New scroll draws 325 witnesses

Congregation B'nai Shalom busily prepared for a new arrival.

Congregants baked. The chuppah was readied; the vestment was finished. The band was hired.

And Sunday's ceremony was better than a wedding.

On that day, five shofarim called 325 congregants together at the Walnut Creek synagogue to witness the final panel of parchments sewn and the final words of the new Torah completed.

"This doesn't happen very often," said Dianne Fohrman who, along with her husband, Marty, chaired the Torah committee. This was the first time in B'nai Shalom's 34-year history that it had commissioned a scribe to write a Torah. "The Torah is being written to replace the Holocaust Torah that is not able to be used," Forhman said. "It can't be repaired."

That Torah, rescued from a Czechoslovakian Jewish community that was destroyed during World War II, will go on display at the synagogue.

The process of getting a new Torah began more than a year ago with a fund-raising drive. No sooner was the project announced than a donor gave enough money for a new Torah, said Gordon Freeman, B'nai Shalom's rabbi. But money kept coming in, so the Torah committee earmarked it for adult education programs and repairs to the synagogue's other Torahs.

Then came the search for a scribe.

"It takes about a year to write a Torah," said Fohrman. "The local scribes didn't have time" to take on the project of writing the whole Torah.

But through a scribe in Los Angeles, they found a scribe in Israel who was available. Since the committee wanted to celebrate the beginning and end of the Torah-writing with special services, the L.A. scribe agreed to come to the Walnut Creek synagogue to write Beresheet, the first chapter of the Torah.

On Sunday the scribe returned with the Torah, which had arrived from Israel days earlier, for the completion ceremony. And everything was ready — new crowns for the scrolls, yad (pointer) and breast plate. Eva Vogel, a member of the committee, designed and made the Torah cover which, in appliquéd Hebrew letters bears the inscription, "Love your neighbor as yourself."

The service, Siyum HaTorah, Celebration of Completion, resembled a wedding. When the Torah was completed, congregants spontaneously began dancing. The procession, led by a klezmer band, carried the new Torah and the old one up the hill from the social hall to the sanctuary, according to Fohrman.

"The Torah very much fit with the symbolism of a wedding," she said, noting that there is no proscribed service for the dedication of a Torah. The Torah "will be married to the congregation and joining the other Torahs in the ark."
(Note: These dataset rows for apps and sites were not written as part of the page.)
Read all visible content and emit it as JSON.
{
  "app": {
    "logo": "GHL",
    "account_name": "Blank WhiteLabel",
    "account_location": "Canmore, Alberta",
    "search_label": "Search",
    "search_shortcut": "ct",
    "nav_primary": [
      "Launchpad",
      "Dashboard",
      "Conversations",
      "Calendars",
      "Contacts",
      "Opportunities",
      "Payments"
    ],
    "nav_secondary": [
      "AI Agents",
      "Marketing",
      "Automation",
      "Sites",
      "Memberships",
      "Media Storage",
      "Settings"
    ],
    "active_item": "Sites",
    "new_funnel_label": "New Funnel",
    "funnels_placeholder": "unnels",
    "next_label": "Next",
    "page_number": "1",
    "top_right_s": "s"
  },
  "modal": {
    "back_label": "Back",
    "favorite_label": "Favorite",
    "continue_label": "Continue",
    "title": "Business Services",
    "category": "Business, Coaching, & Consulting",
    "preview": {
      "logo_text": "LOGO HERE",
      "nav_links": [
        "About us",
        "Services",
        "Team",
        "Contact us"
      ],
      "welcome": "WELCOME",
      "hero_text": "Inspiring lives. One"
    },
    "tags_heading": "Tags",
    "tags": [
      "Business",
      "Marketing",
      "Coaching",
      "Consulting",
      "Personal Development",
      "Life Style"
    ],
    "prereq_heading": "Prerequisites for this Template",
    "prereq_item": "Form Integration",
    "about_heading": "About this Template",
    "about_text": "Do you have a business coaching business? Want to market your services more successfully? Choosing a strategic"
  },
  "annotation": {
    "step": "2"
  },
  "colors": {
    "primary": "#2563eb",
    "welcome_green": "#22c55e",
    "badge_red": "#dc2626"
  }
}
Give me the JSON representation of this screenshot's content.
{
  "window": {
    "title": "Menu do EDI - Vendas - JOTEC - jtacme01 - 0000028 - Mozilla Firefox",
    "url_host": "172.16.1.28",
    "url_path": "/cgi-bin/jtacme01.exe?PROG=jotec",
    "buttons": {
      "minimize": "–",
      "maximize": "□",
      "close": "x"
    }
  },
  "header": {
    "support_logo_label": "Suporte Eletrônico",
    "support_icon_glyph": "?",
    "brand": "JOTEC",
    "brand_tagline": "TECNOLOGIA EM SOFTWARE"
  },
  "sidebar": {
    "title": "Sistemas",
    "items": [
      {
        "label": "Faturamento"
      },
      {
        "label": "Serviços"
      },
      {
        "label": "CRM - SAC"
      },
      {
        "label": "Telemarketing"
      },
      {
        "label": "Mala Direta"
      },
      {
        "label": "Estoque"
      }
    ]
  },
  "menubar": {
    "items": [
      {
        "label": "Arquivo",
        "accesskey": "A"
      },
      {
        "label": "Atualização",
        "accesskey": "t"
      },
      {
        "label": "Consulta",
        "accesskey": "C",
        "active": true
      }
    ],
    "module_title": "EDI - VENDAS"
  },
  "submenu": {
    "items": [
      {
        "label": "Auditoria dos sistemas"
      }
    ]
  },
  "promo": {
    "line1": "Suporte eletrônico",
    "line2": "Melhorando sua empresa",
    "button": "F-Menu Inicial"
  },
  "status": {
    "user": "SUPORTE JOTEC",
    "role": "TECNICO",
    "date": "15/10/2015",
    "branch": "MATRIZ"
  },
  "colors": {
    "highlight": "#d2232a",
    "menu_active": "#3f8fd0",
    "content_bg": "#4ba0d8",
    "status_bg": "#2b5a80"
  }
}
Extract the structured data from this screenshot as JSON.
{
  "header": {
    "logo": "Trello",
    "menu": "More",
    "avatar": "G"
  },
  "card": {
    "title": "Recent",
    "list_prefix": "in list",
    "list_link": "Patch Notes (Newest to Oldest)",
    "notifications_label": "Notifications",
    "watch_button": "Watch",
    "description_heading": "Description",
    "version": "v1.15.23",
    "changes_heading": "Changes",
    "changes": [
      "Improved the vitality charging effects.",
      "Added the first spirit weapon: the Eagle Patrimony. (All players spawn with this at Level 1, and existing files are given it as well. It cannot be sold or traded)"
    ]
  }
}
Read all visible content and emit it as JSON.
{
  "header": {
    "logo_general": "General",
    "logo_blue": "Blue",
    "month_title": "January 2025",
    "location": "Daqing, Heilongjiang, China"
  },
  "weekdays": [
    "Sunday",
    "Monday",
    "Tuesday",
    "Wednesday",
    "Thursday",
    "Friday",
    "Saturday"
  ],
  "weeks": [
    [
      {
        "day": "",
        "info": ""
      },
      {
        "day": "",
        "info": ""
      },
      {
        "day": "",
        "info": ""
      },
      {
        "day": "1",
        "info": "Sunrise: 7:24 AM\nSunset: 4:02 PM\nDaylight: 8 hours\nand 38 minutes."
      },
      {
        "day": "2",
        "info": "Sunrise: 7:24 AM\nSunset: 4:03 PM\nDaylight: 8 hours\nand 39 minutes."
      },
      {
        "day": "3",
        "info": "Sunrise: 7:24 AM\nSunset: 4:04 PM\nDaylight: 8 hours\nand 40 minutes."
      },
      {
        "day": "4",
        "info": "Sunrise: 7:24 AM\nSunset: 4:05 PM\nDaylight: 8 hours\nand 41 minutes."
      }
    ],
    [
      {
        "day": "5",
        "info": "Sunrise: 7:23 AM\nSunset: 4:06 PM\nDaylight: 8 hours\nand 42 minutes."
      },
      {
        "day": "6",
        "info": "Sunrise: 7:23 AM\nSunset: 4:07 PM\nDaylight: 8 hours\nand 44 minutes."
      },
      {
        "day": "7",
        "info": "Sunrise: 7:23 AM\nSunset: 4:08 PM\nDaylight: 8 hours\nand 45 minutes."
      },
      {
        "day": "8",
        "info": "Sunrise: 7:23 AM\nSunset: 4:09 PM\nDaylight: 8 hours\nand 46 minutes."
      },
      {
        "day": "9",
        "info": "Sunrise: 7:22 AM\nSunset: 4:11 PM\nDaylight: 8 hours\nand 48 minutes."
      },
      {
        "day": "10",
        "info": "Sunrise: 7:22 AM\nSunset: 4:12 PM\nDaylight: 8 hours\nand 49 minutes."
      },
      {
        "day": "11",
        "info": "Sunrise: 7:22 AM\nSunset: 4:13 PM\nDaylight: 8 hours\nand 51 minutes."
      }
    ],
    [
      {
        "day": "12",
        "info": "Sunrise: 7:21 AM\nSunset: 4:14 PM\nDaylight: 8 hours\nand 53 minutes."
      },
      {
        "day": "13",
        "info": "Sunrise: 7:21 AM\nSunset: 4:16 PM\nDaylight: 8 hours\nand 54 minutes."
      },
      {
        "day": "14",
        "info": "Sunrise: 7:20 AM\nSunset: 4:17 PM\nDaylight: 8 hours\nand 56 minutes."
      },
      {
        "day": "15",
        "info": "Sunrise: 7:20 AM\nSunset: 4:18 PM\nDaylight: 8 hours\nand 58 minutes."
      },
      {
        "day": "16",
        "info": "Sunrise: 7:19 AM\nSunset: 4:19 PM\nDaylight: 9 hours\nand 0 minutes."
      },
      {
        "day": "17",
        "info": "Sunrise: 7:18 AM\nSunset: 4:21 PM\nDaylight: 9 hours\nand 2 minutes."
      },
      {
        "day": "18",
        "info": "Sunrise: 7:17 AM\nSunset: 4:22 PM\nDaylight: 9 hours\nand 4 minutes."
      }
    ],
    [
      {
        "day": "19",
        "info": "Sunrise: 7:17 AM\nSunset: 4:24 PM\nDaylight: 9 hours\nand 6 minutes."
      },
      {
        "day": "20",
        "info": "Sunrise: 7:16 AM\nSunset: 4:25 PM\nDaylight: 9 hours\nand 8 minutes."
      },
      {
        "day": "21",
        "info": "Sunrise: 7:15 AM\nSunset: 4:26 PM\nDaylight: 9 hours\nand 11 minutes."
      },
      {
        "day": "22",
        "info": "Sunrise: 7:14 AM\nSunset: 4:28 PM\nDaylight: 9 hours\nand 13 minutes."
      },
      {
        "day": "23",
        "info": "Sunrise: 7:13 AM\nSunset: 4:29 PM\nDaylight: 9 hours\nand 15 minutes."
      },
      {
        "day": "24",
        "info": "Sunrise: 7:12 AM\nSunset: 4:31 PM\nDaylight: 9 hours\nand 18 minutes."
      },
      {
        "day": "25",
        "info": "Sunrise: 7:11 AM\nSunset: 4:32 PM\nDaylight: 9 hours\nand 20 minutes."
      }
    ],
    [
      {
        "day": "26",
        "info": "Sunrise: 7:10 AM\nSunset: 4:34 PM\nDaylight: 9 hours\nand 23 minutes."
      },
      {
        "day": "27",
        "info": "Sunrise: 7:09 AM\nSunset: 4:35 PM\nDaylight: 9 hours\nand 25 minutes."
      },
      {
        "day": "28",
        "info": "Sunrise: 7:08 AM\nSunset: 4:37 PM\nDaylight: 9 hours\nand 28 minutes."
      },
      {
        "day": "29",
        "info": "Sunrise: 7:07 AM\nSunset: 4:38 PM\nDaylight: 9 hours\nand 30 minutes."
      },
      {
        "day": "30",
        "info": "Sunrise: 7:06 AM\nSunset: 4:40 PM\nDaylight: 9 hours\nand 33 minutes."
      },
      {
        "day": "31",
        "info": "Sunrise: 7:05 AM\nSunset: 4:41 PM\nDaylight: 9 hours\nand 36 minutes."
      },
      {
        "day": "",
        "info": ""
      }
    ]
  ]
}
The ceremony began in the social hall with the writing of the concluding passages. Then the Torah was carried under a chuppah in a procession into the sanctuary along with the synagogue's other five Torahs. Following the service was a reception with singing and dancing to the klezmer band.

Fohrman described the ceremony last year when the Torah was started as very powerful.

"Shimon Kraft [the scribe from Los Angeles] held up the piece of parchment and walked around with it," said Fohrman. "It made the Torah real. People felt so connected. It was a very special time. People had tears in their eyes. It was overwhelming."

Freeman agreed.

"It was an amazing thing," said Freeman. "People in the congregation could feel the sacredness of the moment."

Since the Torah is so sacred, there are many laws governing the writing of a Torah and the sofer Torah (scribe) who writes it.

"The parchment must come from a kosher animal and is specially prepared," said Freeman. "Only a quill is used. The scribe has to be specially trained and writes every letter with kavanah [holy intention.] Like any artist [a scribe] feels he's an instrument of something flowing through him. It's a sacred act. He's writing the Torah on behalf of God. He must live a life that connects to the holy work he's doing."

Torahs are written in calligraphy. The ink is made from a special recipe, each line has a specified number of letters and accuracy is of paramount importance. Certain errors can render a Torah invalid. According to Fohrman, in addition to the scribe, two other people proofread each section of the Torah. And these days, modern technology is part of the formula — the Torah is scanned by computer for mistakes.

In the case of B'nai Shalom, members added another ingredient. They timed the arrival of their new Torah to coincide with Shavuot.

"It's when we originally got the Torah," said Fohrman.